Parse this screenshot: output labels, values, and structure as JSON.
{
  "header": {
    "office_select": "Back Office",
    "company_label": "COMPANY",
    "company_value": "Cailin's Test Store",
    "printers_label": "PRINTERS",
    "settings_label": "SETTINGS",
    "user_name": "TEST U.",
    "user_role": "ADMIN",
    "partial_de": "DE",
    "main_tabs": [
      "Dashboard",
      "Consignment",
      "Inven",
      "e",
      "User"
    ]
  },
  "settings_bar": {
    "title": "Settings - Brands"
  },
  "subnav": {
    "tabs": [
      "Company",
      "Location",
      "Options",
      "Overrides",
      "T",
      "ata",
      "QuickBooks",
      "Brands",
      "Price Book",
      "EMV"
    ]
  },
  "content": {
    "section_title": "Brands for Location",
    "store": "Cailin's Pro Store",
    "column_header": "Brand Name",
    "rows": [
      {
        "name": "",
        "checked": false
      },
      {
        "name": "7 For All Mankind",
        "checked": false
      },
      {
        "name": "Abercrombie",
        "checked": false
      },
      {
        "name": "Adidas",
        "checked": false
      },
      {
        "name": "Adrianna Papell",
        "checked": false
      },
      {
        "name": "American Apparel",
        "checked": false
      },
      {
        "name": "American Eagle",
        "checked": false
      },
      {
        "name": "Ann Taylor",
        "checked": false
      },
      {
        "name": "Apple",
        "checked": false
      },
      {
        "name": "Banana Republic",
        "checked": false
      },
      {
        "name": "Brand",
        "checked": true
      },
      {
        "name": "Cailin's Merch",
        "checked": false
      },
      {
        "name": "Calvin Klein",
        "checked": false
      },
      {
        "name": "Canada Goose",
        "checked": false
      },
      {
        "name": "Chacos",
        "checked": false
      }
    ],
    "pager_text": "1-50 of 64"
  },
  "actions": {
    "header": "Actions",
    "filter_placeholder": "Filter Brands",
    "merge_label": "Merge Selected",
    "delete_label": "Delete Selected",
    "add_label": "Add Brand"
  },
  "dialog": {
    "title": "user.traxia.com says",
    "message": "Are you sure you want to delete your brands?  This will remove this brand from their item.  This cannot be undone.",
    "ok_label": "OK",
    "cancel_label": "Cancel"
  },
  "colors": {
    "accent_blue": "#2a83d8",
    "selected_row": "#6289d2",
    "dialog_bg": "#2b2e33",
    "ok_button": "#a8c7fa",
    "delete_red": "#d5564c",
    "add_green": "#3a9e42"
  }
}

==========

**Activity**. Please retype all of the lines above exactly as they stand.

**Task result**.
Parse this screenshot: output labels, values, and structure as JSON.
{
  "header": {
    "office_select": "Back Office",
    "company_label": "COMPANY",
    "company_value": "Cailin's Test Store",
    "printers_label": "PRINTERS",
    "settings_label": "SETTINGS",
    "user_name": "TEST U.",
    "user_role": "ADMIN",
    "partial_de": "DE",
    "main_tabs": [
      "Dashboard",
      "Consignment",
      "Inven",
      "e",
      "User"
    ]
  },
  "settings_bar": {
    "title": "Settings - Brands"
  },
  "subnav": {
    "tabs": [
      "Company",
      "Location",
      "Options",
      "Overrides",
      "T",
      "ata",
      "QuickBooks",
      "Brands",
      "Price Book",
      "EMV"
    ]
  },
  "content": {
    "section_title": "Brands for Location",
    "store": "Cailin's Pro Store",
    "column_header": "Brand Name",
    "rows": [
      {
        "name": "",
        "checked": false
      },
      {
        "name": "7 For All Mankind",
        "checked": false
      },
      {
        "name": "Abercrombie",
        "checked": false
      },
      {
        "name": "Adidas",
        "checked": false
      },
      {
        "name": "Adrianna Papell",
        "checked": false
      },
      {
        "name": "American Apparel",
        "checked": false
      },
      {
        "name": "American Eagle",
        "checked": false
      },
      {
        "name": "Ann Taylor",
        "checked": false
      },
      {
        "name": "Apple",
        "checked": false
      },
      {
        "name": "Banana Republic",
        "checked": false
      },
      {
        "name": "Brand",
        "checked": true
      },
      {
        "name": "Cailin's Merch",
        "checked": false
      },
      {
        "name": "Calvin Klein",
        "checked": false
      },
      {
        "name": "Canada Goose",
        "checked": false
      },
      {
        "name": "Chacos",
        "checked": false
      }
    ],
    "pager_text": "1-50 of 64"
  },
  "actions": {
    "header": "Actions",
    "filter_placeholder": "Filter Brands",
    "merge_label": "Merge Selected",
    "delete_label": "Delete Selected",
    "add_label": "Add Brand"
  },
  "dialog": {
    "title": "user.traxia.com says",
    "message": "Are you sure you want to delete your brands?  This will remove this brand from their item.  This cannot be undone.",
    "ok_label": "OK",
    "cancel_label": "Cancel"
  },
  "colors": {
    "accent_blue": "#2a83d8",
    "selected_row": "#6289d2",
    "dialog_bg": "#2b2e33",
    "ok_button": "#a8c7fa",
    "delete_red": "#d5564c",
    "add_green": "#3a9e42"
  }
}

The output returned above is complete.